Try it
Copy out each line from the material where the word "label" is found.

Input data
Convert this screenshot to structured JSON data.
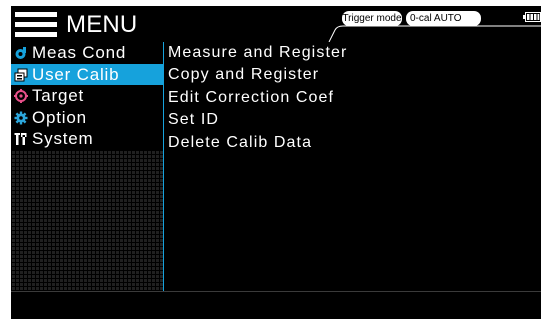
{
  "header": {
    "title": "MENU",
    "trigger_mode": "Trigger mode",
    "zero_cal": "0-cal AUTO",
    "battery_icon": "battery-icon"
  },
  "sidebar": {
    "items": [
      {
        "label": "Meas Cond",
        "icon": "meas-cond-icon",
        "active": false
      },
      {
        "label": "User Calib",
        "icon": "user-calib-icon",
        "active": true
      },
      {
        "label": "Target",
        "icon": "target-icon",
        "active": false
      },
      {
        "label": "Option",
        "icon": "option-icon",
        "active": false
      },
      {
        "label": "System",
        "icon": "system-icon",
        "active": false
      }
    ]
  },
  "content": {
    "items": [
      "Measure and Register",
      "Copy and Register",
      "Edit Correction Coef",
      "Set ID",
      "Delete Calib Data"
    ]
  },
  "colors": {
    "accent": "#16a2dc",
    "meas_icon": "#16a2dc",
    "target_icon": "#e8508a",
    "option_icon": "#2ca6dc"
  }
}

Output
        "label": "Meas Cond",
        "label": "User Calib",
        "label": "Target",
        "label": "Option",
        "label": "System",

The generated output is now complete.